Entries taken from a collection
-------------------------
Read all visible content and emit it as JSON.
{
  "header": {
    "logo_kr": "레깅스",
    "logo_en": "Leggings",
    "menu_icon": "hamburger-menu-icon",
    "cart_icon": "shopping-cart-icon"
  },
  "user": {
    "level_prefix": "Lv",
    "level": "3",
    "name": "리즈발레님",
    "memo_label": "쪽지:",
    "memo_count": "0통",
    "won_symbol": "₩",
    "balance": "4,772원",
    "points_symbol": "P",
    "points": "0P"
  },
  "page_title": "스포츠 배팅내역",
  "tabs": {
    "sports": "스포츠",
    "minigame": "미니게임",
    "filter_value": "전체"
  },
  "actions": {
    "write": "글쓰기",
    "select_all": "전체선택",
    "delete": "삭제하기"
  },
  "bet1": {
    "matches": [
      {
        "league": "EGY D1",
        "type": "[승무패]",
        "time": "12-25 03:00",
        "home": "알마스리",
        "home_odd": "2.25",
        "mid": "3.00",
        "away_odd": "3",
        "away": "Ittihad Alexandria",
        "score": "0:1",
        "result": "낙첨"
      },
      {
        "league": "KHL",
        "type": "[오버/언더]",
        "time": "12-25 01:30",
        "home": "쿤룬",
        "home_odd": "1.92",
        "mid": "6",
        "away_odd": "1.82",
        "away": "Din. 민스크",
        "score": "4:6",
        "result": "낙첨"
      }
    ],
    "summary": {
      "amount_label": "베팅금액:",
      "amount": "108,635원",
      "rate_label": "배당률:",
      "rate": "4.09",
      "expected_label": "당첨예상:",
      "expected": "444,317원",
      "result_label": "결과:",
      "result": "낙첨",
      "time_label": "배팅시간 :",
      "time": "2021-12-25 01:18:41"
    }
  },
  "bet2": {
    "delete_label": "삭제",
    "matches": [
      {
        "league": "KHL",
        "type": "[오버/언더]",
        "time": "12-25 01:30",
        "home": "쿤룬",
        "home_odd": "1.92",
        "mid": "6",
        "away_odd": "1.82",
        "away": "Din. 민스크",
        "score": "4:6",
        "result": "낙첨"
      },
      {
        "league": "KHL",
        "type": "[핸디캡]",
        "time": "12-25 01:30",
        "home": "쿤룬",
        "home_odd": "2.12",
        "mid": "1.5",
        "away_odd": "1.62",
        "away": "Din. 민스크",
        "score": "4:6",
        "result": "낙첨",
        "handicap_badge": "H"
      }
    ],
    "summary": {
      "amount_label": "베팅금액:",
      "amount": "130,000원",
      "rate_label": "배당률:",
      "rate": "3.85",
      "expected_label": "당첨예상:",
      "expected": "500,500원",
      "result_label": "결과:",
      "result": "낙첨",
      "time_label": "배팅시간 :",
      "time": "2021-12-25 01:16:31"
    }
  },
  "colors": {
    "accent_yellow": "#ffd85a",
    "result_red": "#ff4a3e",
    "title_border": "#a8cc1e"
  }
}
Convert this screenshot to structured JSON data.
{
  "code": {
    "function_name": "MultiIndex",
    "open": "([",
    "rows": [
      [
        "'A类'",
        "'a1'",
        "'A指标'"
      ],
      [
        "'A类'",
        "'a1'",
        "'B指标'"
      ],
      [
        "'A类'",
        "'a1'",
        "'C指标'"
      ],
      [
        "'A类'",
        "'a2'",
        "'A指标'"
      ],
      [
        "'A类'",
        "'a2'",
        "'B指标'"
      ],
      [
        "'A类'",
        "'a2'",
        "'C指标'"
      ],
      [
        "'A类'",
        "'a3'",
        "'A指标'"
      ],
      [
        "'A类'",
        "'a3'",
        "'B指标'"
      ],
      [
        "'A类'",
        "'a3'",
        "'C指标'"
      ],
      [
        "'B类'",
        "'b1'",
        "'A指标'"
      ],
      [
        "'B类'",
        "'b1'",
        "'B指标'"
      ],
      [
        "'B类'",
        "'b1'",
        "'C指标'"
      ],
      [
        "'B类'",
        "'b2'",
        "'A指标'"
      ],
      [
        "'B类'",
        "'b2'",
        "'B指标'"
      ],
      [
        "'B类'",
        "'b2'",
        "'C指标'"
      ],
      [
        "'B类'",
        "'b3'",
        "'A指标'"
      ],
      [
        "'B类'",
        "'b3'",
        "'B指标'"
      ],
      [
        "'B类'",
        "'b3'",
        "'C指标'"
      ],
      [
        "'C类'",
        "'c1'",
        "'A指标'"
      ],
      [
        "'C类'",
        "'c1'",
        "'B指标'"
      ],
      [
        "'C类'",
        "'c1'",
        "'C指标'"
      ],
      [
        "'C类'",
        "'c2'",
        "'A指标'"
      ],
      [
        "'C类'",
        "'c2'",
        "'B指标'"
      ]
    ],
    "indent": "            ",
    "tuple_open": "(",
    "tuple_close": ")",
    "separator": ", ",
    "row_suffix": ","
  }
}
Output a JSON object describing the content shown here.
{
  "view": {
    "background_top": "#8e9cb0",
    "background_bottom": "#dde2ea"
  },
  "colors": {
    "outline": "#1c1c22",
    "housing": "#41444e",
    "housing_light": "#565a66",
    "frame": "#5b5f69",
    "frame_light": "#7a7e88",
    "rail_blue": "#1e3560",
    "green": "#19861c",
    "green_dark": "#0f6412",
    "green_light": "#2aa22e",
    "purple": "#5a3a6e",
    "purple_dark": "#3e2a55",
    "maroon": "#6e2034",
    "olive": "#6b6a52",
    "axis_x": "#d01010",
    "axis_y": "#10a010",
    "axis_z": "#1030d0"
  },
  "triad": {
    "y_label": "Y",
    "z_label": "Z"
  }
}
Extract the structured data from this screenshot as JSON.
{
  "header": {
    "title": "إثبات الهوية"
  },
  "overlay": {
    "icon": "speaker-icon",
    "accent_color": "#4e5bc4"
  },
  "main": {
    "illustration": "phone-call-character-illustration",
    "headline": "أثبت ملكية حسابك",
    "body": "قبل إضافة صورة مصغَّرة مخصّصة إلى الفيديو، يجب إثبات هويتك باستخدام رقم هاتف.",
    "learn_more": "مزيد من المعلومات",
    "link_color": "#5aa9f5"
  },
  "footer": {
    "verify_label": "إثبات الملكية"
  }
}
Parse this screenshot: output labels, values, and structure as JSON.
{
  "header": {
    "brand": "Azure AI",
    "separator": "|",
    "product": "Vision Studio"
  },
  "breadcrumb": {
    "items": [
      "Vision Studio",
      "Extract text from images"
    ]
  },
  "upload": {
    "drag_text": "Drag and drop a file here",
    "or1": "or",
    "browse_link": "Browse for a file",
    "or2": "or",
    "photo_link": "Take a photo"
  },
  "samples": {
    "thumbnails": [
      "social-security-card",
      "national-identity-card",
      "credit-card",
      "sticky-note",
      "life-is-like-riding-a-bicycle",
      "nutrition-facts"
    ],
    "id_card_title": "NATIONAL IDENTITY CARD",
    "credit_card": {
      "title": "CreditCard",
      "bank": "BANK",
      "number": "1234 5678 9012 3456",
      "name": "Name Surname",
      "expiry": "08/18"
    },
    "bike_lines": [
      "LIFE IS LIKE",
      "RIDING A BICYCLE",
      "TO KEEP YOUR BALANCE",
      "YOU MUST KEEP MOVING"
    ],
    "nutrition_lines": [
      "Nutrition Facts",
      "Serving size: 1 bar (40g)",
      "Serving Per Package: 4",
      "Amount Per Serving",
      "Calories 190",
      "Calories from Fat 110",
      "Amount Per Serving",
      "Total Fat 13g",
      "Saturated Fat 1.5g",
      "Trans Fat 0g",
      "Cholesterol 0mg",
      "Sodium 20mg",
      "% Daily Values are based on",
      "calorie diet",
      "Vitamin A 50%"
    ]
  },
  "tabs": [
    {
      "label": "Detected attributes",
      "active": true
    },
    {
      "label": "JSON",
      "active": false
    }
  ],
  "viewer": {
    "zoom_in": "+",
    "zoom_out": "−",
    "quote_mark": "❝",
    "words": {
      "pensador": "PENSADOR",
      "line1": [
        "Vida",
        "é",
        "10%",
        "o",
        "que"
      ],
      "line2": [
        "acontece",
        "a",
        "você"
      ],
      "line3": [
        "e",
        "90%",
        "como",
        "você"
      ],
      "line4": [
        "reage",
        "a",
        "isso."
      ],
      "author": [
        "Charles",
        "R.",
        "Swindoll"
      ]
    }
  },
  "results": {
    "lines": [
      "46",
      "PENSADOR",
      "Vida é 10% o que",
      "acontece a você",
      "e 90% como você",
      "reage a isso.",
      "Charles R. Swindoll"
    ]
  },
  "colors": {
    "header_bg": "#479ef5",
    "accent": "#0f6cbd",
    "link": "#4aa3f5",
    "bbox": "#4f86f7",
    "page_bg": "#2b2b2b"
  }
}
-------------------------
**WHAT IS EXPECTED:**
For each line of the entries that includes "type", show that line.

**THE ANSWER:**
        "type": "[승무패]",
        "type": "[오버/언더]",
        "type": "[오버/언더]",
        "type": "[핸디캡]",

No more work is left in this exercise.